  • 25. WRITE SELECTED-RESPONSE ITEMSWhich word BEST describes how Jordan feels walking up to Mrs.Radcliff ‟s house?a. excitedb. terrifiedc. hopefuld. confidentWhich line BEST describes why Jordan doesn‟t run away from Mrs.Radcliff ‟s house?a. He knew the bicycle he wanted cost a lot of moneyb. The step creaked. “I can fix that, too.”c. “You are just in time!” said Mrs. Radcliff.d. “I always have hot chocolate this time of day.”
  • 26. WRITE SELECTED-RESPONSE ITEMS1.a.b.c.d.2.a.b.c.d.
  • 27. WRITE CONSTRUCTED- RESPONSE ITEMSSet clear and specific context for problem in directionsIndicate what is to be included without “giving it away”Help students perform within time constraints: specify time constraints, acceptable response lengthAlways include a picture in text if mimicking CMT Write sample responses to evaluate question qualityDon‟t confuse writing skills with what you are assessingCritique for bias or possible disadvantage for students Use scoring guide to evaluate student product or performance
  • 28. WRITE CONSTRUCTED- RESPONSE ITEMS1. What character trait best describes Jordan? Include two events from the text to support your answer.2. What do you think Jordan would do if Mrs. Radcliff acted bossy and crabby? Use two examples from the text to prove your answer.
  • 29. WRITE CONSTRUCTED- RESPONSE ITEMS1.2.

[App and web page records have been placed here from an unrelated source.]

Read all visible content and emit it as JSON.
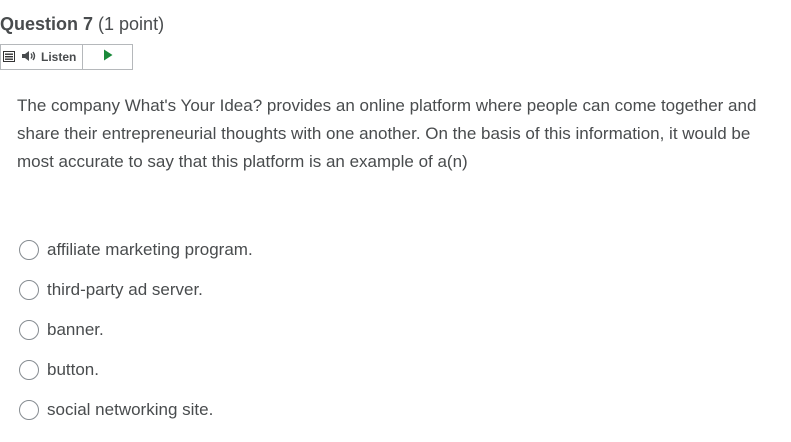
{
  "question": {
    "title": "Question 7",
    "points": "(1 point)",
    "text": "The company What's Your Idea? provides an online platform where people can come together and share their entrepreneurial thoughts with one another. On the basis of this information, it would be most accurate to say that this platform is an example of a(n)"
  },
  "readspeaker": {
    "listen_label": "Listen",
    "menu_icon": "menu-icon",
    "speaker_icon": "speaker-icon",
    "play_icon": "play-icon",
    "play_color": "#1a8a3a"
  },
  "options": [
    {
      "label": "affiliate marketing program."
    },
    {
      "label": "third-party ad server."
    },
    {
      "label": "banner."
    },
    {
      "label": "button."
    },
    {
      "label": "social networking site."
    }
  ],
  "colors": {
    "text": "#494c4e",
    "border": "#b5b8bb"
  }
}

  • 30. The Ten Steps for Designing Common Formative AssessmentsCreating the Assessment: Steps 7-109. Write Essential Questions – Big Idea Directions10. Create Scoring Guides for Constructed-Response Items
  • 31. WRITE ESSENTIAL QUESTIONS How do Jordan‟s traits, motivations or feelings impact the story?How does understanding a characters traits, motivations and feelings help you better understand what you are reading?

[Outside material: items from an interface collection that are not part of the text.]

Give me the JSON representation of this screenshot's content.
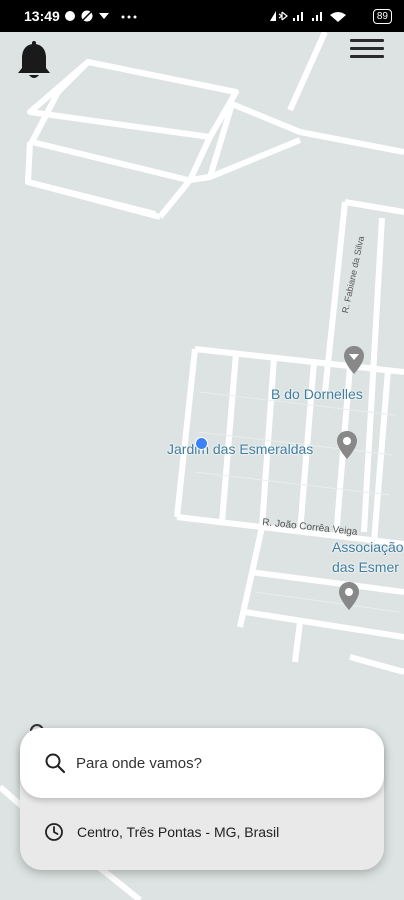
{
  "status_bar": {
    "time": "13:49",
    "left_icons": [
      "messenger-icon",
      "app-icon",
      "signal-app-icon",
      "more-icon"
    ],
    "right_icons": [
      "nfc-icon",
      "bluetooth-icon",
      "cell-signal-icon",
      "cell-signal-icon",
      "wifi-icon"
    ],
    "battery": "89"
  },
  "header": {
    "bell_icon": "bell-icon",
    "menu_icon": "hamburger-menu-icon"
  },
  "map": {
    "place_labels": [
      "B do Dornelles",
      "Jardim das Esmeraldas",
      "Associação",
      "das Esmer"
    ],
    "street_labels": [
      "R. Fabiane da Silva",
      "R. João Corrêa Veiga"
    ],
    "pin_icons": [
      "place-pin-icon",
      "place-pin-icon",
      "place-pin-icon"
    ]
  },
  "search": {
    "placeholder": "Para onde vamos?",
    "icon": "search-icon"
  },
  "recent": {
    "icon": "clock-icon",
    "label": "Centro, Três Pontas - MG, Brasil"
  }
}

  • 32. WRITE ESSENTIAL QUESTIONS
  • 33. QUANTIFY THE FOLLOWING TERMS…Partial (% OUT OF 100)CompleteSomeFewAlwaysOccasionallyAdequate
  • 34. CREATING A SCORING GUIDEPerformance criteria shared before students begin workContains specific language understood by all: students, teachers, parentsSpecificity is critical – aim for qualitative and quantitative criteriaReferred to frequently during task, then used to assess completed taskClearly linked to standards and assessment itemsTip: Begin by determining goal or proficiency, then increase or decrease levels

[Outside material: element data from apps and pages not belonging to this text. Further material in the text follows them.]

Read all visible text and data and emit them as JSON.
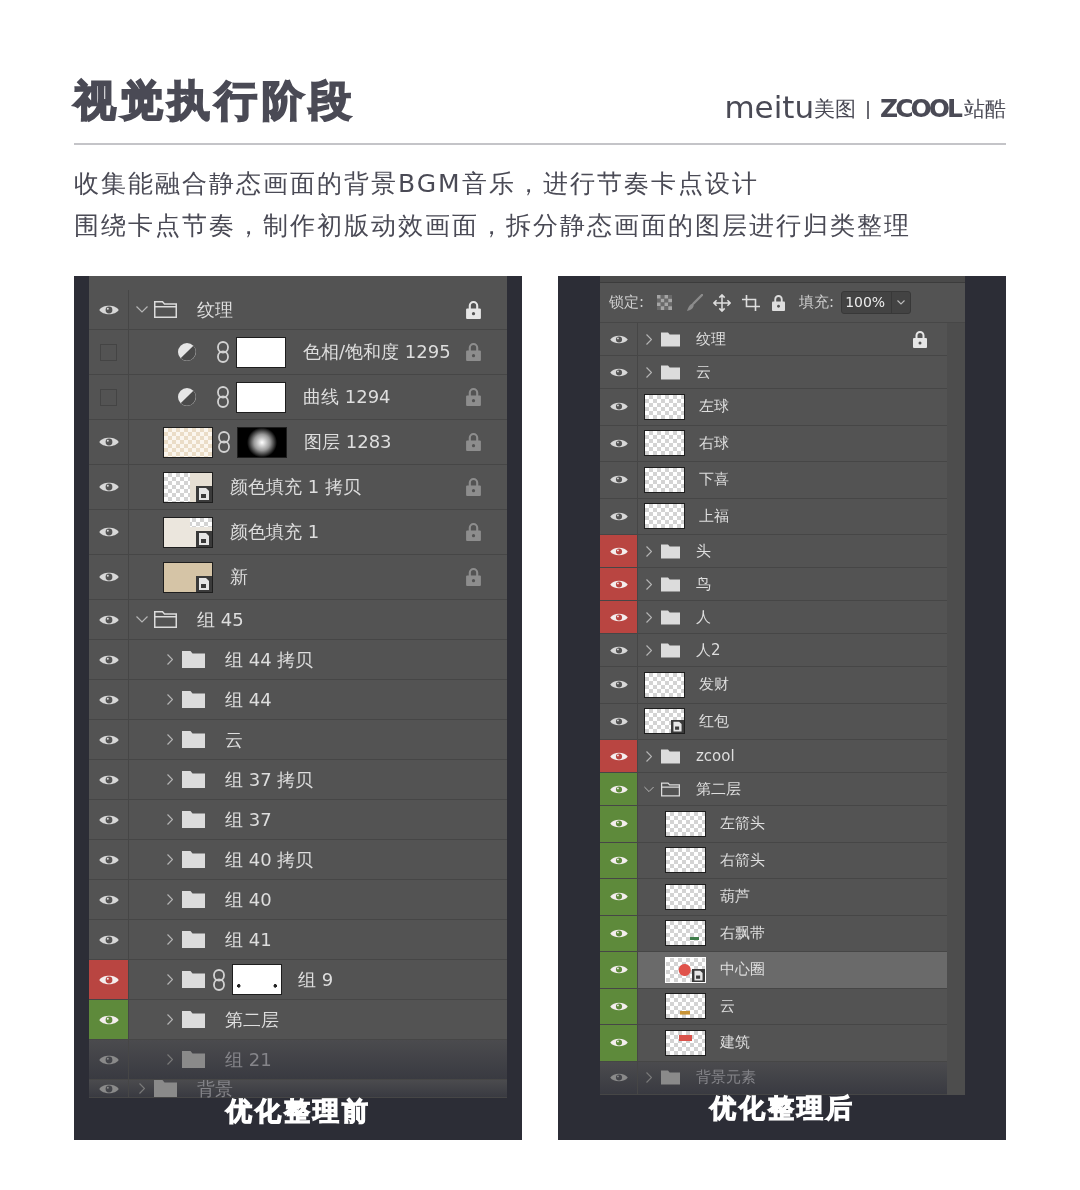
{
  "title": "视觉执行阶段",
  "logos": {
    "first_wordmark": "meitu",
    "first_name": "美图",
    "second_wordmark": "ZCOOL",
    "second_name": "站酷"
  },
  "description": [
    "收集能融合静态画面的背景BGM音乐，进行节奏卡点设计",
    "围绕卡点节奏，制作初版动效画面，拆分静态画面的图层进行归类整理"
  ],
  "panels": [
    {
      "caption": "优化整理前",
      "layers": [
        {
          "name": "纹理",
          "kind": "group",
          "expanded": true,
          "visible": true,
          "selected": false,
          "faded": false,
          "locked": true,
          "lock_greyed": false,
          "children": [
            {
              "name": "色相/饱和度 1295",
              "kind": "adjustment",
              "mask": {
                "kind": "white"
              },
              "visible": false,
              "selected": false,
              "faded": false,
              "locked": true,
              "lock_greyed": true
            },
            {
              "name": "曲线 1294",
              "kind": "adjustment",
              "mask": {
                "kind": "white"
              },
              "visible": false,
              "selected": false,
              "faded": false,
              "locked": true,
              "lock_greyed": true
            },
            {
              "name": "图层 1283",
              "kind": "pixel",
              "thumb": {
                "kind": "tinted"
              },
              "mask": {
                "kind": "radial"
              },
              "visible": true,
              "selected": false,
              "faded": false,
              "locked": true,
              "lock_greyed": true
            },
            {
              "name": "颜色填充 1 拷贝",
              "kind": "smart",
              "thumb": {
                "kind": "split"
              },
              "visible": true,
              "selected": false,
              "faded": false,
              "locked": true,
              "lock_greyed": true
            },
            {
              "name": "颜色填充 1",
              "kind": "smart",
              "thumb": {
                "kind": "paper"
              },
              "visible": true,
              "selected": false,
              "faded": false,
              "locked": true,
              "lock_greyed": true
            },
            {
              "name": "新",
              "kind": "smart",
              "thumb": {
                "kind": "beige"
              },
              "visible": true,
              "selected": false,
              "faded": false,
              "locked": true,
              "lock_greyed": true
            }
          ]
        },
        {
          "name": "组 45",
          "kind": "group",
          "expanded": true,
          "visible": true,
          "selected": false,
          "faded": false,
          "locked": false,
          "children": [
            {
              "name": "组 44 拷贝",
              "kind": "group",
              "expanded": false,
              "visible": true,
              "selected": false,
              "faded": false,
              "locked": false
            },
            {
              "name": "组 44",
              "kind": "group",
              "expanded": false,
              "visible": true,
              "selected": false,
              "faded": false,
              "locked": false
            },
            {
              "name": "云",
              "kind": "group",
              "expanded": false,
              "visible": true,
              "selected": false,
              "faded": false,
              "locked": false
            },
            {
              "name": "组 37 拷贝",
              "kind": "group",
              "expanded": false,
              "visible": true,
              "selected": false,
              "faded": false,
              "locked": false
            },
            {
              "name": "组 37",
              "kind": "group",
              "expanded": false,
              "visible": true,
              "selected": false,
              "faded": false,
              "locked": false
            },
            {
              "name": "组 40 拷贝",
              "kind": "group",
              "expanded": false,
              "visible": true,
              "selected": false,
              "faded": false,
              "locked": false
            },
            {
              "name": "组 40",
              "kind": "group",
              "expanded": false,
              "visible": true,
              "selected": false,
              "faded": false,
              "locked": false
            },
            {
              "name": "组 41",
              "kind": "group",
              "expanded": false,
              "visible": true,
              "selected": false,
              "faded": false,
              "locked": false
            },
            {
              "name": "组 9",
              "kind": "group",
              "expanded": false,
              "mask": {
                "kind": "dotted"
              },
              "color": "#b94541",
              "visible": true,
              "selected": false,
              "faded": false,
              "locked": false
            },
            {
              "name": "第二层",
              "kind": "group",
              "expanded": false,
              "color": "#5e8a3b",
              "visible": true,
              "selected": false,
              "faded": false,
              "locked": false
            },
            {
              "name": "组 21",
              "kind": "group",
              "expanded": false,
              "visible": true,
              "selected": false,
              "faded": true,
              "locked": false
            }
          ]
        },
        {
          "name": "背景",
          "kind": "group",
          "expanded": false,
          "visible": true,
          "selected": false,
          "faded": true,
          "locked": false
        }
      ]
    },
    {
      "caption": "优化整理后",
      "toolbar": {
        "lock_label": "锁定:",
        "fill_label": "填充:",
        "fill_value": "100%"
      },
      "layers": [
        {
          "name": "纹理",
          "kind": "group",
          "expanded": false,
          "visible": true,
          "selected": false,
          "faded": false,
          "locked": true,
          "lock_greyed": false
        },
        {
          "name": "云",
          "kind": "group",
          "expanded": false,
          "visible": true,
          "selected": false,
          "faded": false,
          "locked": false
        },
        {
          "name": "左球",
          "kind": "pixel",
          "thumb": {
            "kind": "checker"
          },
          "visible": true,
          "selected": false,
          "faded": false,
          "locked": false
        },
        {
          "name": "右球",
          "kind": "pixel",
          "thumb": {
            "kind": "checker"
          },
          "visible": true,
          "selected": false,
          "faded": false,
          "locked": false
        },
        {
          "name": "下喜",
          "kind": "pixel",
          "thumb": {
            "kind": "checker"
          },
          "visible": true,
          "selected": false,
          "faded": false,
          "locked": false
        },
        {
          "name": "上福",
          "kind": "pixel",
          "thumb": {
            "kind": "checker"
          },
          "visible": true,
          "selected": false,
          "faded": false,
          "locked": false
        },
        {
          "name": "头",
          "kind": "group",
          "expanded": false,
          "color": "#b94541",
          "visible": true,
          "selected": false,
          "faded": false,
          "locked": false
        },
        {
          "name": "鸟",
          "kind": "group",
          "expanded": false,
          "color": "#b94541",
          "visible": true,
          "selected": false,
          "faded": false,
          "locked": false
        },
        {
          "name": "人",
          "kind": "group",
          "expanded": false,
          "color": "#b94541",
          "visible": true,
          "selected": false,
          "faded": false,
          "locked": false
        },
        {
          "name": "人2",
          "kind": "group",
          "expanded": false,
          "visible": true,
          "selected": false,
          "faded": false,
          "locked": false
        },
        {
          "name": "发财",
          "kind": "pixel",
          "thumb": {
            "kind": "checker"
          },
          "visible": true,
          "selected": false,
          "faded": false,
          "locked": false
        },
        {
          "name": "红包",
          "kind": "smart",
          "thumb": {
            "kind": "checker"
          },
          "visible": true,
          "selected": false,
          "faded": false,
          "locked": false
        },
        {
          "name": "zcool",
          "kind": "group",
          "expanded": false,
          "color": "#b94541",
          "visible": true,
          "selected": false,
          "faded": false,
          "locked": false
        },
        {
          "name": "第二层",
          "kind": "group",
          "expanded": true,
          "color": "#5e8a3b",
          "visible": true,
          "selected": false,
          "faded": false,
          "locked": false,
          "children": [
            {
              "name": "左箭头",
              "kind": "pixel",
              "thumb": {
                "kind": "checker"
              },
              "color": "#5e8a3b",
              "visible": true,
              "selected": false,
              "faded": false,
              "locked": false
            },
            {
              "name": "右箭头",
              "kind": "pixel",
              "thumb": {
                "kind": "checker"
              },
              "color": "#5e8a3b",
              "visible": true,
              "selected": false,
              "faded": false,
              "locked": false
            },
            {
              "name": "葫芦",
              "kind": "pixel",
              "thumb": {
                "kind": "checker"
              },
              "color": "#5e8a3b",
              "visible": true,
              "selected": false,
              "faded": false,
              "locked": false
            },
            {
              "name": "右飘带",
              "kind": "pixel",
              "thumb": {
                "kind": "ribbon"
              },
              "color": "#5e8a3b",
              "visible": true,
              "selected": false,
              "faded": false,
              "locked": false
            },
            {
              "name": "中心圈",
              "kind": "smart",
              "thumb": {
                "kind": "disc"
              },
              "color": "#5e8a3b",
              "visible": true,
              "selected": true,
              "faded": false,
              "locked": false
            },
            {
              "name": "云",
              "kind": "pixel",
              "thumb": {
                "kind": "smudge"
              },
              "color": "#5e8a3b",
              "visible": true,
              "selected": false,
              "faded": false,
              "locked": false
            },
            {
              "name": "建筑",
              "kind": "pixel",
              "thumb": {
                "kind": "banner"
              },
              "color": "#5e8a3b",
              "visible": true,
              "selected": false,
              "faded": false,
              "locked": false
            }
          ]
        },
        {
          "name": "背景元素",
          "kind": "group",
          "expanded": false,
          "visible": true,
          "selected": false,
          "faded": true,
          "locked": false
        }
      ]
    }
  ]
}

  • 35. CONSTRUCTED RESPONSE SCORING GUIDEScore of 2:• States how Jordan would act (relevant to character traits from text – for example determined or polite)• Includes two specific examples that illustrate Jordan’s character (Examples: “Anything for the bike,” or speaks politely to Mrs. Radcliff, “Yes, ma’am.”)Score of 1:• States how Jordan would act (relevant to character traits from text – for example determined or polite)• Includes one example that illustrates Jordan’s character (Examples: wants a bike, talks nicely)Score of 0:• Irrelevant or inaccurate response
  • 36. CONSTRUCTED RESPONSE SCORING GUIDEScore of 4: Exceeds Expectations•Score of 3: Meets Expectations•Score of 2: Progressing Towards Expectations•Score of 1: Inaccurate or Incomplete Response•
  • 37. ANALYZE CFA AND RUBRIC SAMPLESDoes the CFA: Is the rubric language: Contain multi-  Specific measures?  Measurable Allow you to „see‟ the  Observable students‟ thinking?  Understandable Highlight concept misconceptions?  Matched to task directions Allow you to differentiate instruction?
  • 38. SHARING GALLERY WALK1) Review each CFA2) Provide feedback:  One compliment…  Something to consider…
  • 39. THE TRUE PURPOSE OF ASSESSMENT MUST BE, FIRST AND FOREMOST, TO I NF OR M I NS TRUCTI ONA LD E C I S I ON MAKI NG . L. Ainsworth and D. Viegut, Common Formative Assessments, 2006, p. 21